*THE DATA*
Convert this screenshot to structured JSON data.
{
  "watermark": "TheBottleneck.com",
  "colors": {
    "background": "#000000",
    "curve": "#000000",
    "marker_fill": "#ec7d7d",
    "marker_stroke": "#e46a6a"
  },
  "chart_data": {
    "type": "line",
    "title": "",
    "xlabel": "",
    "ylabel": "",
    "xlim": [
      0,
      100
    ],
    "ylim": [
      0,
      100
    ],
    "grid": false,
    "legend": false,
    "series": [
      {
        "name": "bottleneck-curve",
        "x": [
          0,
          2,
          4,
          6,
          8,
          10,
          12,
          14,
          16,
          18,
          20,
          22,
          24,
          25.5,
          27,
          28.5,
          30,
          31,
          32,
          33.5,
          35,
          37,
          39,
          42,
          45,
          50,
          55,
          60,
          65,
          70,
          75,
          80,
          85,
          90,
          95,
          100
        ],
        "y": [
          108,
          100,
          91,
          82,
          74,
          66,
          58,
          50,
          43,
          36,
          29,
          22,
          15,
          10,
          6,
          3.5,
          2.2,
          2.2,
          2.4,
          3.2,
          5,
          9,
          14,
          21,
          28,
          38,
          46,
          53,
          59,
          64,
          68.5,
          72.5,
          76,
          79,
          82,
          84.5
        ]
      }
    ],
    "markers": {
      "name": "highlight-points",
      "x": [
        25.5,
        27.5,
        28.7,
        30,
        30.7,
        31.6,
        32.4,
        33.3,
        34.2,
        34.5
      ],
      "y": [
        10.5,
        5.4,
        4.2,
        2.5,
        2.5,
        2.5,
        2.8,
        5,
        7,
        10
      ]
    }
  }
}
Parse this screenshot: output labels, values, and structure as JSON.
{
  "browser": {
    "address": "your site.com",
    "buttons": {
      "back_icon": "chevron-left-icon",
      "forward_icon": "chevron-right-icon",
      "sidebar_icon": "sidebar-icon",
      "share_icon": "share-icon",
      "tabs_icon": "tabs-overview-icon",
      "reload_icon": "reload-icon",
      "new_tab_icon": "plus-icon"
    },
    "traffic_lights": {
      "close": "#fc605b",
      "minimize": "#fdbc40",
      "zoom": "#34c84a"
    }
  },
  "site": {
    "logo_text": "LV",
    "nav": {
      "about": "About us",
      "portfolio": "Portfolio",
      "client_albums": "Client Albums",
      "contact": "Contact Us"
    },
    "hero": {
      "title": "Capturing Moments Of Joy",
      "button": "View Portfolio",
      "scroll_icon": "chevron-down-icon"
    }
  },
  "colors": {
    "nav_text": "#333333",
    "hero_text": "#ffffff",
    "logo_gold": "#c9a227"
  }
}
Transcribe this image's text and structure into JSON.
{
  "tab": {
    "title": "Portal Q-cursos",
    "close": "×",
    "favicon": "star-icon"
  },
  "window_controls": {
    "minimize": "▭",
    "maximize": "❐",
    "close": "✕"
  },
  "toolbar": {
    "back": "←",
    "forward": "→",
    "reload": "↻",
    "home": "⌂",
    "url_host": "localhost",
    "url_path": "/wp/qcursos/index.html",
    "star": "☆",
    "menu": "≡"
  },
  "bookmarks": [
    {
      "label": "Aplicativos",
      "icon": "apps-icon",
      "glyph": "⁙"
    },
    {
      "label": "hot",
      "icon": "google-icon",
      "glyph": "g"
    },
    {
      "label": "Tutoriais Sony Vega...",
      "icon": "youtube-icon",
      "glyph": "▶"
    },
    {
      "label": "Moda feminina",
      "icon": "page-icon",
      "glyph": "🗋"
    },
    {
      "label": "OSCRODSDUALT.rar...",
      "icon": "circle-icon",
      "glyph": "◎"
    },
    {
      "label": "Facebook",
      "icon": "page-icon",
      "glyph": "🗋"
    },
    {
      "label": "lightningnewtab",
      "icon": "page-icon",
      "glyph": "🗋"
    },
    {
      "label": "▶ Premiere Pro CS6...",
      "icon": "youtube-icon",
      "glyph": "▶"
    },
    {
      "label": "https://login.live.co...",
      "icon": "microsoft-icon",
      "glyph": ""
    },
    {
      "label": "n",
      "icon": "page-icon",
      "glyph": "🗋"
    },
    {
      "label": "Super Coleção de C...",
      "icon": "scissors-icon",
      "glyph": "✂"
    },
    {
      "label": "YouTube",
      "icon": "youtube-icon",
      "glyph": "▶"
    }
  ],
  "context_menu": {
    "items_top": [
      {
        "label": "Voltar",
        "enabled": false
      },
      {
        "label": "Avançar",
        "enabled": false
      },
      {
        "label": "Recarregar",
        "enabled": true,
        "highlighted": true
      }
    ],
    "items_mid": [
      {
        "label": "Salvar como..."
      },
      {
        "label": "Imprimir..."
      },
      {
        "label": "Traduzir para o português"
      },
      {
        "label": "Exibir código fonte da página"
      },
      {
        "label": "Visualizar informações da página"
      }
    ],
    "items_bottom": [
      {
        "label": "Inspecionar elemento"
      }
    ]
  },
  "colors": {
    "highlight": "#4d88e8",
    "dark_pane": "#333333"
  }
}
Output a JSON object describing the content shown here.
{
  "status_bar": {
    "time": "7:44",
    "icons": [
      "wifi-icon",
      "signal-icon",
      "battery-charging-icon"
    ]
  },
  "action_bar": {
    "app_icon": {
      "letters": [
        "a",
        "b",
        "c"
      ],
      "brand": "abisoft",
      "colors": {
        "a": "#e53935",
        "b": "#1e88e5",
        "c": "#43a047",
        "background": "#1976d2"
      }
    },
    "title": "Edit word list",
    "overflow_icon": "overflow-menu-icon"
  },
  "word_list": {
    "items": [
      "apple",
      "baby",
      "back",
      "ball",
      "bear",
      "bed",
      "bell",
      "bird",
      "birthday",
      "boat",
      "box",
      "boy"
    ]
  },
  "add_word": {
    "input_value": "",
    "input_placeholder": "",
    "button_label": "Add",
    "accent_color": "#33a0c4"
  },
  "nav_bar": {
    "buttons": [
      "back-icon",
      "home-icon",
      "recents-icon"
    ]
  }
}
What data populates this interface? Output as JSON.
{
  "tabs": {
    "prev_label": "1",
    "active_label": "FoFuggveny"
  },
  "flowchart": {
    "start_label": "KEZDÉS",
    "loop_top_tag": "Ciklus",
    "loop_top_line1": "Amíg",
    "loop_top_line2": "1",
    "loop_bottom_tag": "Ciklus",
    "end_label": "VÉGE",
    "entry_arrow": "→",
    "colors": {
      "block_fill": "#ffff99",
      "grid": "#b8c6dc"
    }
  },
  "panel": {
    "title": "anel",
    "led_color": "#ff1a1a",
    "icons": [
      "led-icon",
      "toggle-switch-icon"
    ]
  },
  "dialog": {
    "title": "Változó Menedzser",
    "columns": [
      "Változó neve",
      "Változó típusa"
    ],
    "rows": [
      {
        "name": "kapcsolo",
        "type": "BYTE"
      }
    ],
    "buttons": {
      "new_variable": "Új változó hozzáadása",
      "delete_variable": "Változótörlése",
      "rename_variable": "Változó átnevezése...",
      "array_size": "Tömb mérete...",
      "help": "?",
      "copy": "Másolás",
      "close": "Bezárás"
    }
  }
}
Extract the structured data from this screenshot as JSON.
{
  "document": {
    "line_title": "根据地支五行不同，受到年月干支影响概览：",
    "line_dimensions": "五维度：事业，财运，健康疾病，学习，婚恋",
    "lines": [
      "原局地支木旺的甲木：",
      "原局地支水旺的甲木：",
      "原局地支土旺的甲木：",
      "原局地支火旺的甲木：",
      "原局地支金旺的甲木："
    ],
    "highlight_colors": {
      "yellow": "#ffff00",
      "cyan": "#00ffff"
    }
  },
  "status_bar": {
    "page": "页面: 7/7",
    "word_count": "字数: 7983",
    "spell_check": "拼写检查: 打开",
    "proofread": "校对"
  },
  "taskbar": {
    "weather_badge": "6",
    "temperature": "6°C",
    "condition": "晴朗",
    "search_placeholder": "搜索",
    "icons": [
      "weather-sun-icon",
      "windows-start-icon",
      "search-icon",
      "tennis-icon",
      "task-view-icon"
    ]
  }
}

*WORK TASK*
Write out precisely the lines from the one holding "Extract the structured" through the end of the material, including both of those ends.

*OUTPUT*
Extract the structured data from this screenshot as JSON.
{
  "document": {
    "line_title": "根据地支五行不同，受到年月干支影响概览：",
    "line_dimensions": "五维度：事业，财运，健康疾病，学习，婚恋",
    "lines": [
      "原局地支木旺的甲木：",
      "原局地支水旺的甲木：",
      "原局地支土旺的甲木：",
      "原局地支火旺的甲木：",
      "原局地支金旺的甲木："
    ],
    "highlight_colors": {
      "yellow": "#ffff00",
      "cyan": "#00ffff"
    }
  },
  "status_bar": {
    "page": "页面: 7/7",
    "word_count": "字数: 7983",
    "spell_check": "拼写检查: 打开",
    "proofread": "校对"
  },
  "taskbar": {
    "weather_badge": "6",
    "temperature": "6°C",
    "condition": "晴朗",
    "search_placeholder": "搜索",
    "icons": [
      "weather-sun-icon",
      "windows-start-icon",
      "search-icon",
      "tennis-icon",
      "task-view-icon"
    ]
  }
}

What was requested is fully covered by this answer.